Sometimes I walk with music playing in my ears, sometimes I walk reading a book or editing parts of my own writings, and sometimes I walk with no phone, no music, no book – nothing. The later is my favourite – that’s where I get my most inspiring thoughts.

Sometimes when I walk with nothing, I pay conscious attention to sounds, to the music of the streets. To the cars that drive passed, to the birds in the sky, to the machinery and hammering – to the fact that at times you can walk for hours through fairly busy streets and hear almost zero human voices. Yesterday the only voice I heard was my own – when I complimented someone’s teddy-bear-faced dog. Another day it was just a woman siting in a car talking on her phone.

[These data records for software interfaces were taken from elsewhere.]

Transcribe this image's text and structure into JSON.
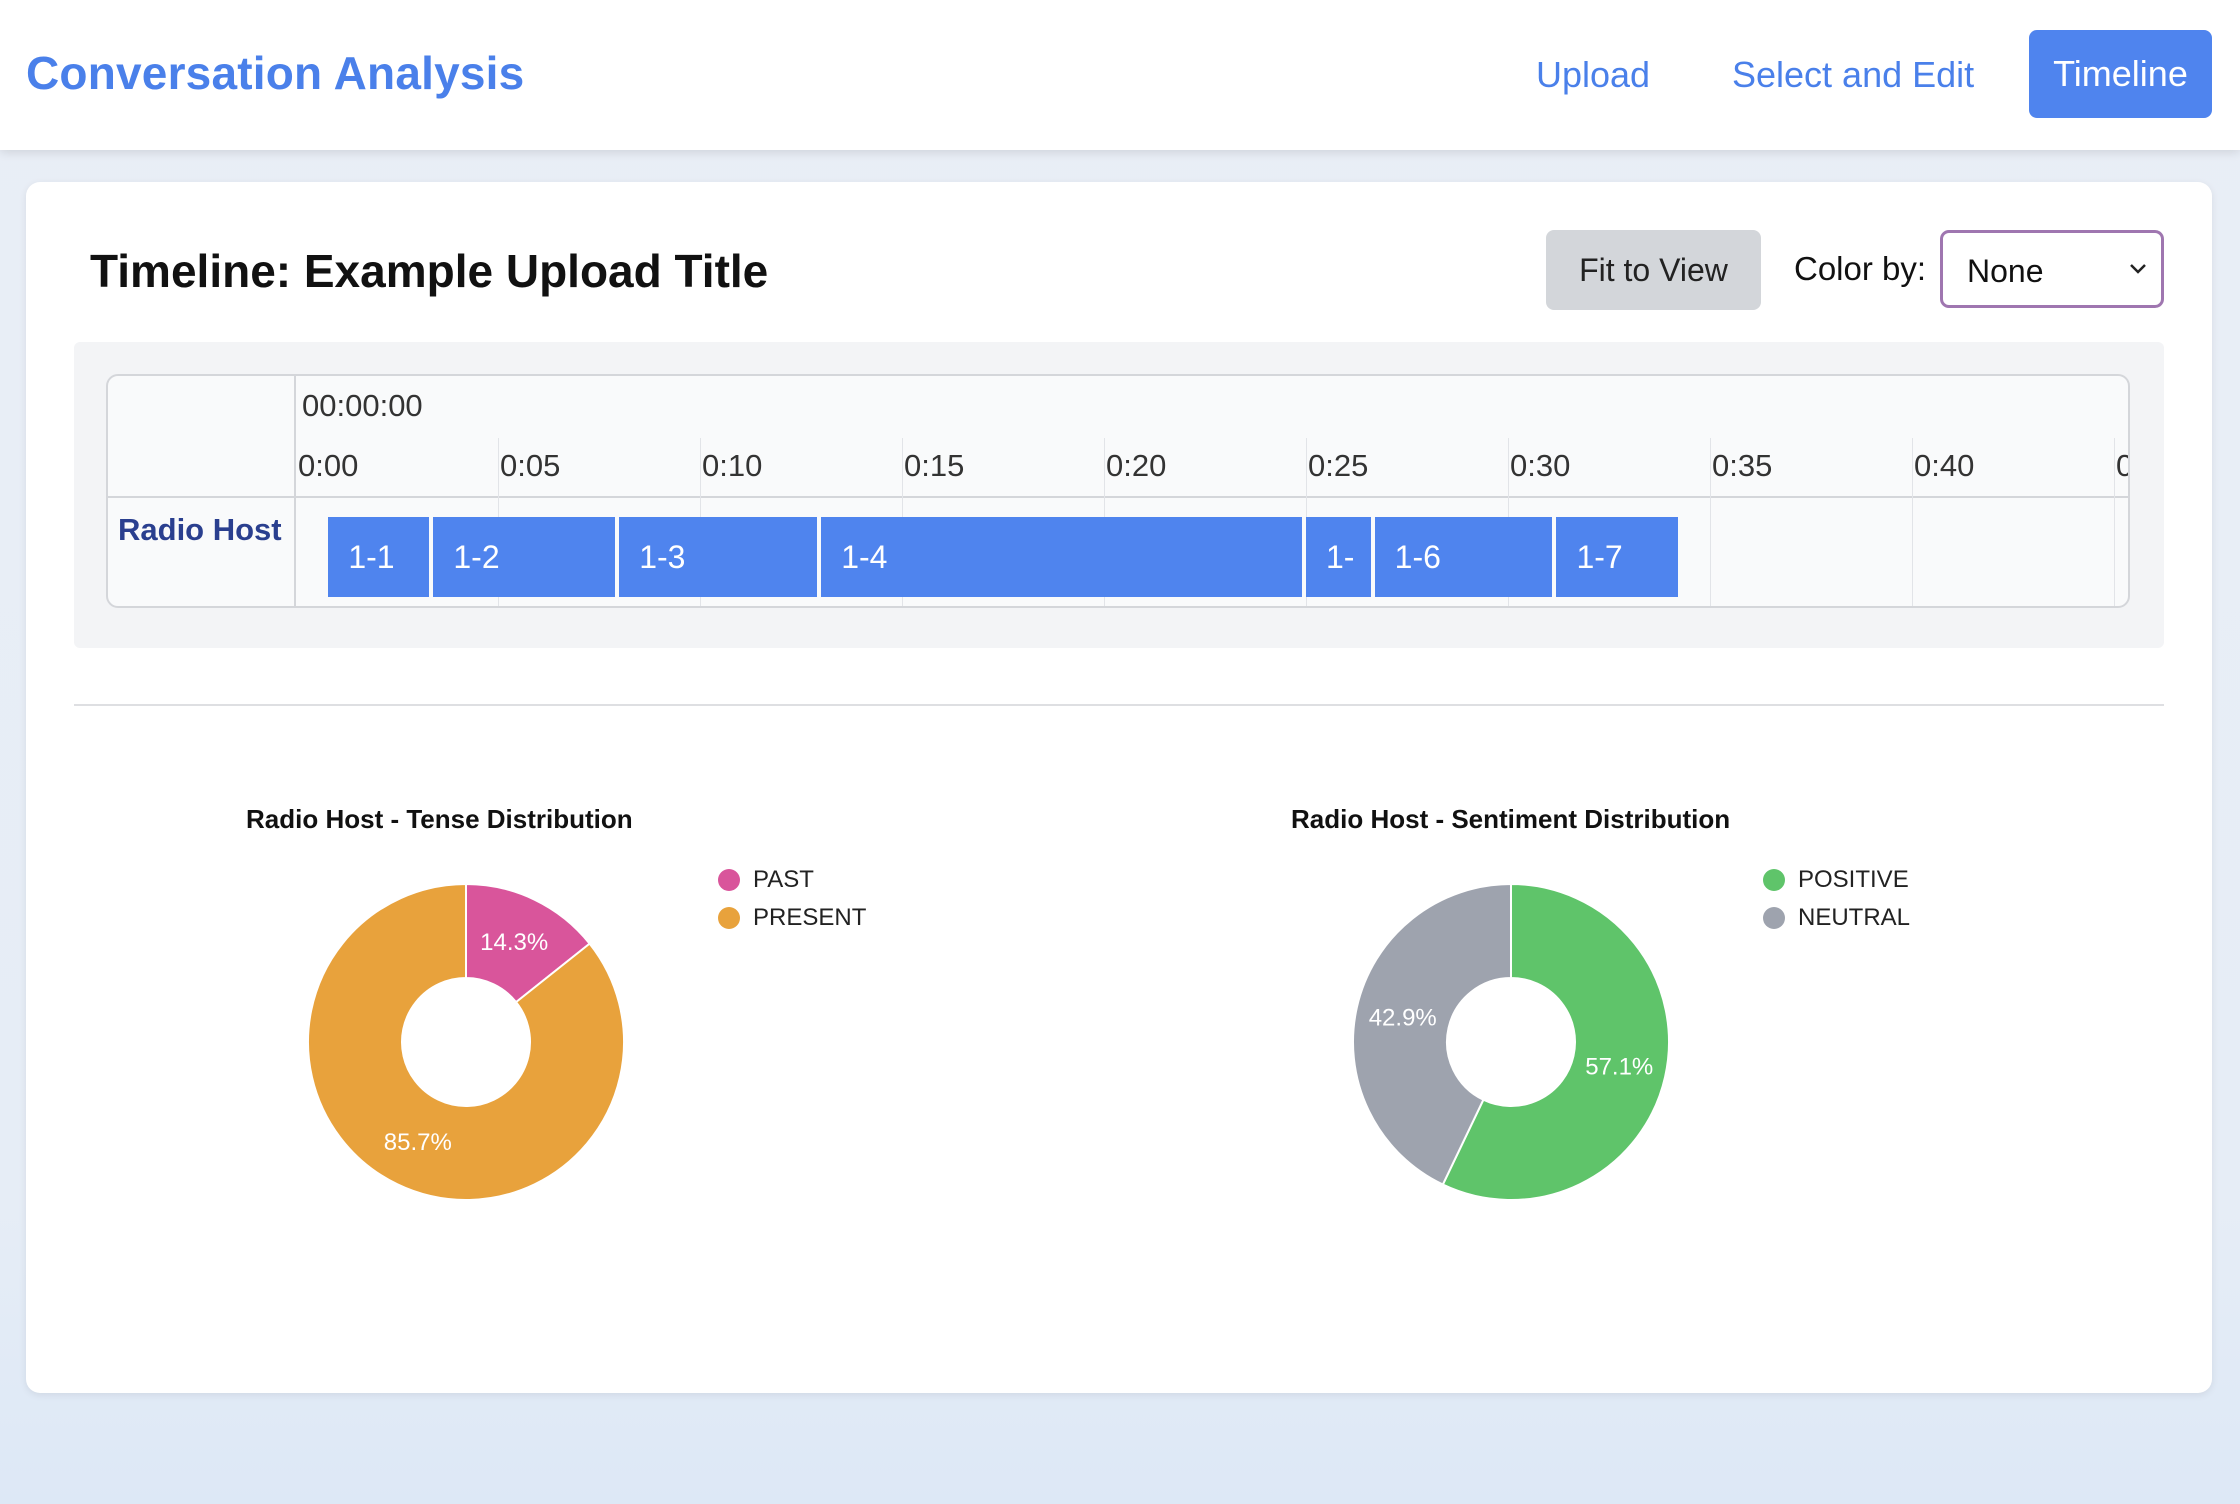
{
  "header": {
    "app_title": "Conversation Analysis",
    "nav": {
      "upload": "Upload",
      "select_edit": "Select and Edit",
      "timeline": "Timeline"
    }
  },
  "page": {
    "title": "Timeline: Example Upload Title",
    "fit_button": "Fit to View",
    "color_by_label": "Color by:",
    "color_by_value": "None"
  },
  "timeline": {
    "start_time": "00:00:00",
    "ticks": [
      "0:00",
      "0:05",
      "0:10",
      "0:15",
      "0:20",
      "0:25",
      "0:30",
      "0:35",
      "0:40",
      "0"
    ],
    "track": {
      "label": "Radio Host",
      "segments": [
        {
          "label": "1-1",
          "start_s": 0.8,
          "end_s": 3.3
        },
        {
          "label": "1-2",
          "start_s": 3.4,
          "end_s": 7.9
        },
        {
          "label": "1-3",
          "start_s": 8.0,
          "end_s": 12.9
        },
        {
          "label": "1-4",
          "start_s": 13.0,
          "end_s": 24.9
        },
        {
          "label": "1-",
          "start_s": 25.0,
          "end_s": 26.6
        },
        {
          "label": "1-6",
          "start_s": 26.7,
          "end_s": 31.1
        },
        {
          "label": "1-7",
          "start_s": 31.2,
          "end_s": 34.2
        }
      ],
      "color": "#4f84ee"
    }
  },
  "chart_data": [
    {
      "type": "pie",
      "title": "Radio Host - Tense Distribution",
      "categories": [
        "PAST",
        "PRESENT"
      ],
      "values": [
        14.3,
        85.7
      ],
      "value_labels": [
        "14.3%",
        "85.7%"
      ],
      "colors": [
        "#d9559b",
        "#e8a23c"
      ],
      "legend": "right"
    },
    {
      "type": "pie",
      "title": "Radio Host - Sentiment Distribution",
      "categories": [
        "POSITIVE",
        "NEUTRAL"
      ],
      "values": [
        57.1,
        42.9
      ],
      "value_labels": [
        "57.1%",
        "42.9%"
      ],
      "colors": [
        "#5fc46a",
        "#9ea3ae"
      ],
      "legend": "right"
    }
  ]
}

I hear plenty of music – from other people’s ipods – and I do tend to wonder how such a volume will affect their hearing. I even notice that couples walking together don’t say much – at least not as they pass another person. Sometimes you see lips moving from afar, but as you approach they close them tight – I’m not quite sure why. Some people walk with a smile, some people walk with a frown, some people seem happy, some angry, some sad. I throw a smile when it feels appropriate, or some positive energy their way when it doesn’t. Sometimes I get it wrong and I smile and get a frown in return – as if they have never seen a person smile before. And sometimes after the first initial shock, they smile back.

And again this morning, with nothing in my hands and nothing in my ears I walked to a nearby park – one I hadn’t heard of till my friend recommended it yesterday.

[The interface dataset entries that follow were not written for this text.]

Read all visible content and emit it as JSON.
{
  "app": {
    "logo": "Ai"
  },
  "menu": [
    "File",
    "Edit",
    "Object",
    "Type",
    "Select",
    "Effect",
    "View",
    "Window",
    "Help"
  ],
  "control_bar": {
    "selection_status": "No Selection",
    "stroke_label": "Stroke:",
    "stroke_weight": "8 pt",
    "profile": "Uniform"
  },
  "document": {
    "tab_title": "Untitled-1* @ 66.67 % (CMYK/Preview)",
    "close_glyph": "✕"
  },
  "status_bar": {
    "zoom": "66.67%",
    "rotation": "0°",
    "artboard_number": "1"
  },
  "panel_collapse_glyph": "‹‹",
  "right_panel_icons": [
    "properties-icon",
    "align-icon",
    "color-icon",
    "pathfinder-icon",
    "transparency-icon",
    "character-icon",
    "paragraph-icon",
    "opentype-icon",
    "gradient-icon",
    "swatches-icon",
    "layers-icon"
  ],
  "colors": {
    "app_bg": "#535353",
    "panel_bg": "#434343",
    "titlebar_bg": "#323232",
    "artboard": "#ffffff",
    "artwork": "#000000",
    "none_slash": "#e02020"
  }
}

A park? Hmmm… a tropical rainforest seems more appropriate. Somehow as you walk through Cooper Park, your eyes able to look at nothing but tall trees, large caves, a small prehistoric creek, green moss and sunshine filtering through in between. It makes you wonder how it can be possible that this is, in fact, in the middle of a busy buzzing city. It’s like a half-a-square-kilometre of the Daintree has miraculously been uprooted and replanted, capturing the history and the energy with it. It will definitely be one of my regulars – and there seem to be many different little paths you can choose – today I took the Rosewood Walk, and maybe tomorrow I can do the Peppermint Walk. There’s even the cutest little bridge called Moon Bridge that goes over Cooper Creek, a trickle of water that is said to follow ‘the line of a volcanic dyke of Jurassic age.’ Sounds pretty cool, even if I’m not quite sure what a volcanic “dyke” is.

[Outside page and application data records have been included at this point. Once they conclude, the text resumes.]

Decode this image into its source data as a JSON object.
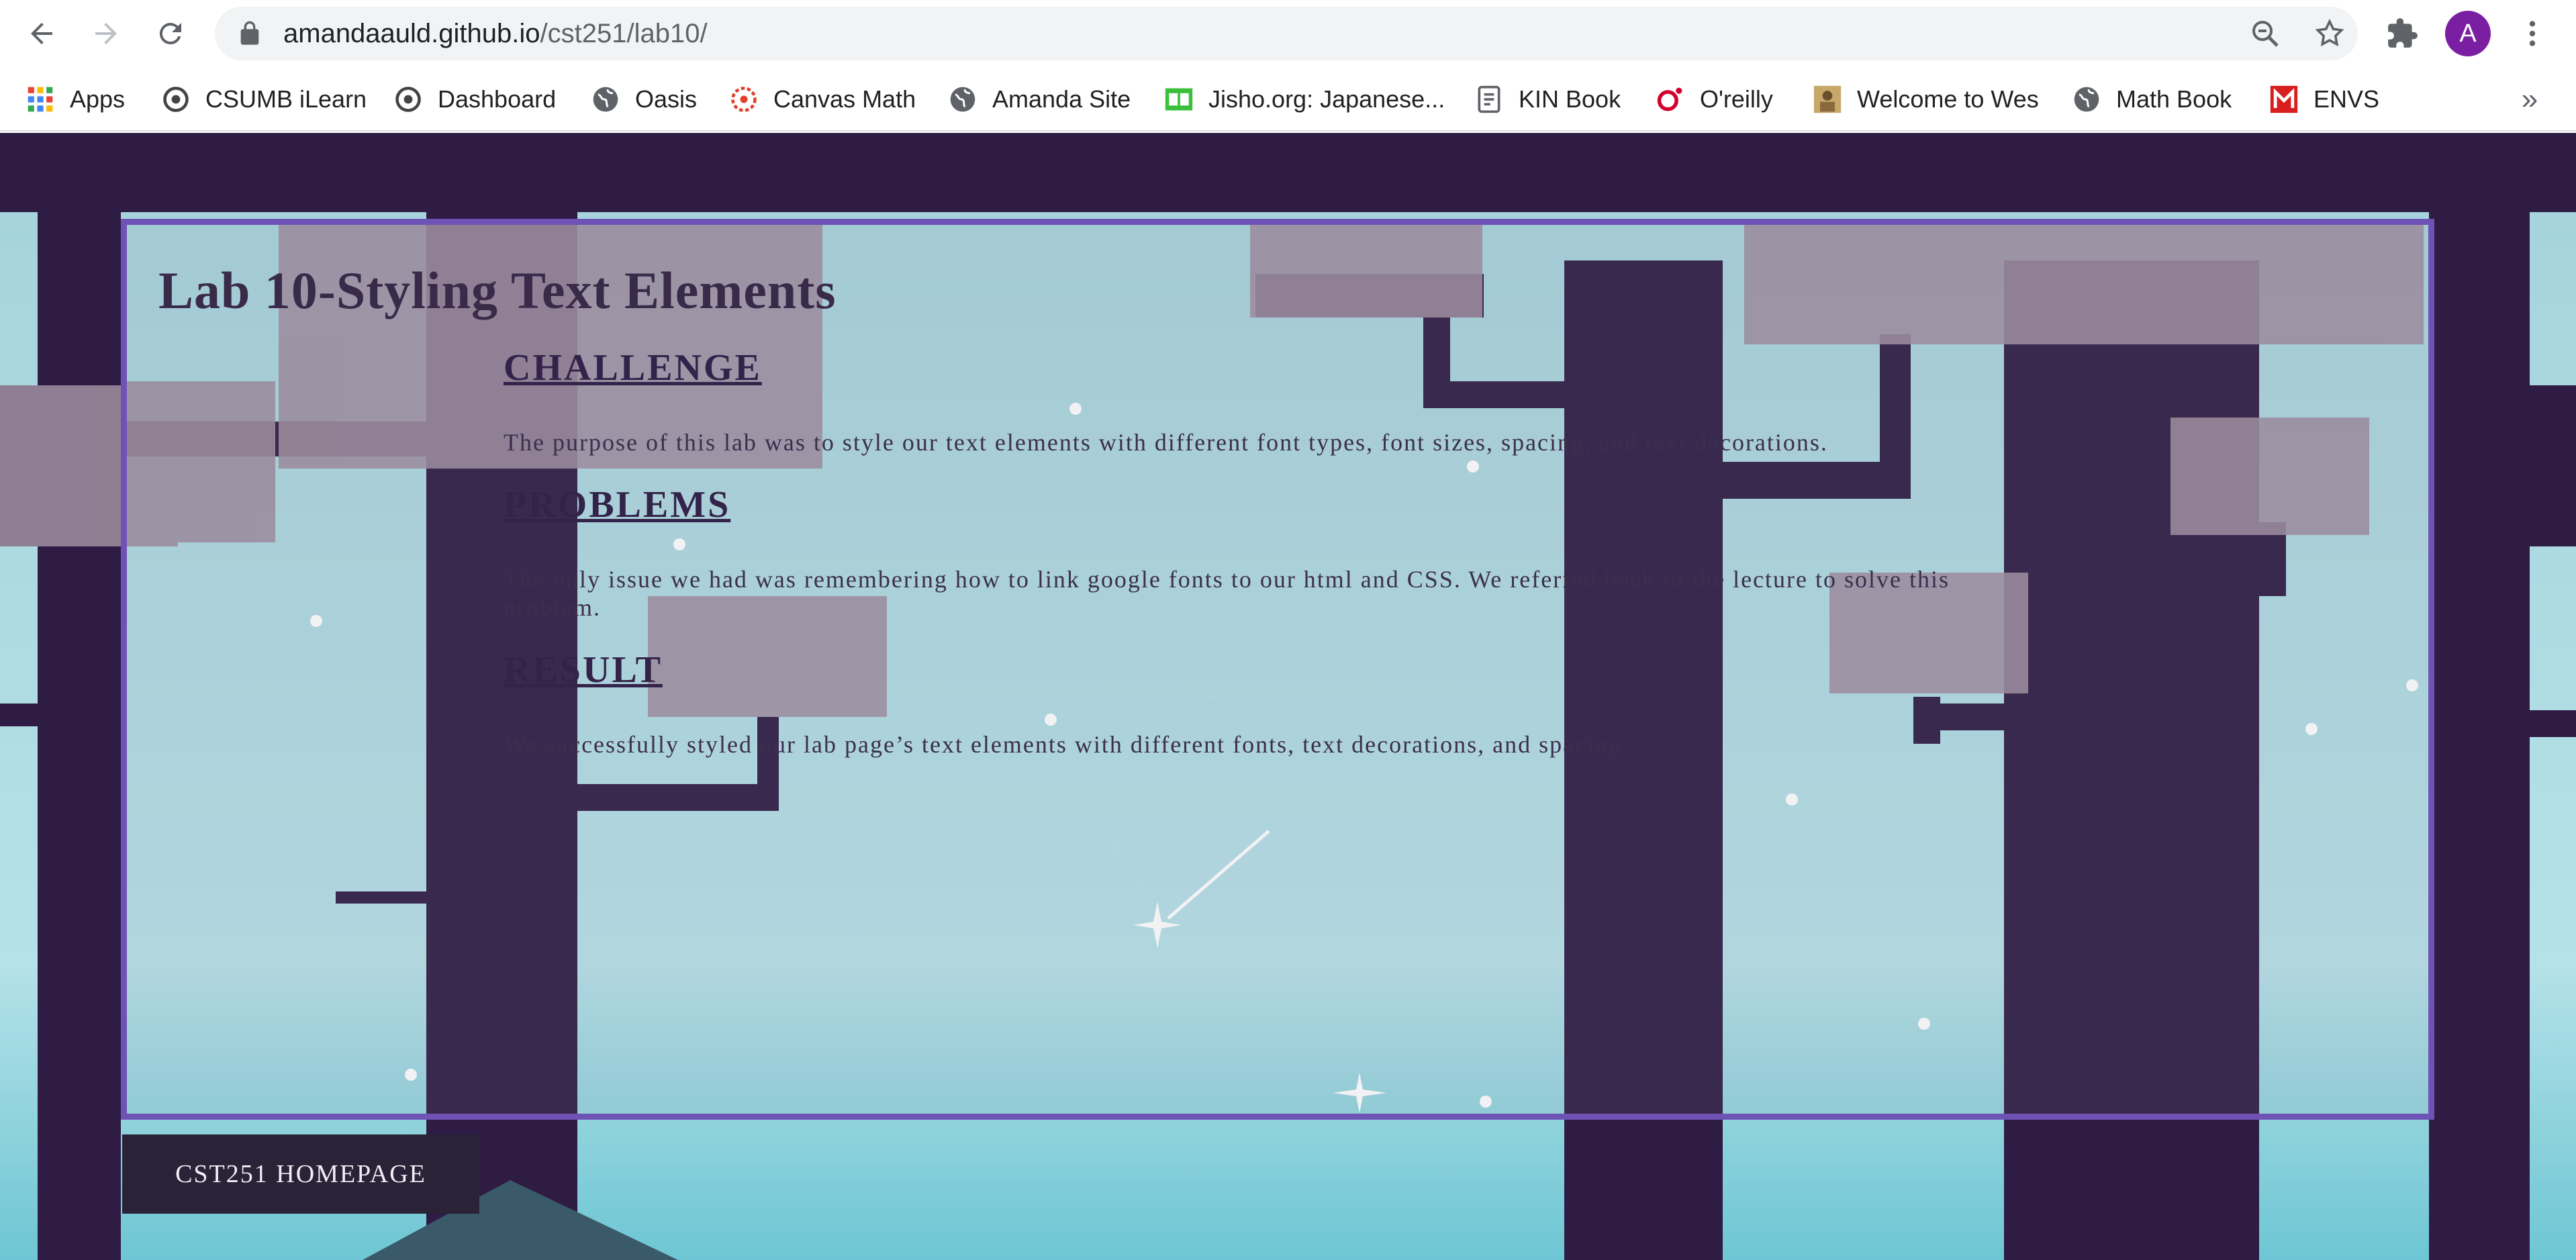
{
  "browser": {
    "url_host": "amandaauld.github.io",
    "url_path": "/cst251/lab10/",
    "profile_initial": "A",
    "more_bookmarks": "»"
  },
  "bookmarks": [
    {
      "label": "Apps",
      "icon": "apps-grid-icon"
    },
    {
      "label": "CSUMB iLearn",
      "icon": "ilearn-icon"
    },
    {
      "label": "Dashboard",
      "icon": "dashboard-icon"
    },
    {
      "label": "Oasis",
      "icon": "globe-icon"
    },
    {
      "label": "Canvas Math",
      "icon": "canvas-icon"
    },
    {
      "label": "Amanda Site",
      "icon": "globe-icon"
    },
    {
      "label": "Jisho.org: Japanese...",
      "icon": "jisho-icon"
    },
    {
      "label": "KIN Book",
      "icon": "document-icon"
    },
    {
      "label": "O'reilly",
      "icon": "oreilly-icon"
    },
    {
      "label": "Welcome to Wes",
      "icon": "wes-icon"
    },
    {
      "label": "Math Book",
      "icon": "globe-icon"
    },
    {
      "label": "ENVS",
      "icon": "envs-icon"
    }
  ],
  "page": {
    "title": "Lab 10-Styling Text Elements",
    "sections": [
      {
        "heading": "CHALLENGE",
        "text": "The purpose of this lab was to style our text elements with different font types, font sizes, spacing, and text decorations."
      },
      {
        "heading": "PROBLEMS",
        "text": "The only issue we had was remembering how to link google fonts to our html and CSS. We referred back to the lecture to solve this problem."
      },
      {
        "heading": "RESULT",
        "text": "We successfully styled our lab page’s text elements with different fonts, text decorations, and spacing."
      }
    ],
    "home_button": "CST251 HOMEPAGE"
  },
  "colors": {
    "card_border": "#6f52b6",
    "sky_top": "#a6d3dc",
    "sky_bottom": "#6ec6d4",
    "dark_purple": "#2e1c44",
    "button_bg": "#2a2236"
  }
}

Someone told me that the park used to be a secret sanctuary for women – no men allowed. I like this idea – men have it with their Free Masons and secret mens clubs – so power to the women I say. Whoever came up with the secret female facebook status the other day was pretty brilliant – did you notice it? It took the boys I know a while to catch on to the meaning. (We all put a colour as our status. It was for breast cancer awareness, so take a guess what those colours meant.) A few boys had colours as their status too – I wonder if they figured it out yet…

Anyway I did some research about Cooper Park, and I can’t find anything about secret women’s clubs. I did learn on the Woollahra Council website that the original owners were two Aboriginal clans, the Cadigal and the Birrabirralah, who during 1789 half the populations was killed by disease brought by European settlers. The website also talked about an Aboriginal rock engraving of a fish and one of ship and men, so I’ll have to hunt them out next time I’m there.

The best thing about this park is that dogs are allowed (they are forbidden from the bush walk I used to do in Frenchs Forest)… and they are even allowed of the leash in certain areas. Now all I need is a dog.

Oh, and there are some tennis courts inside this little haven too. Anyone up for a hit?

Note – there are disadvantages when it comes to choosing not to take a phone on a long walk… no phone = no phone calls and no photos. So the picture above is one a took two years ago in Queenstown, New Zealand.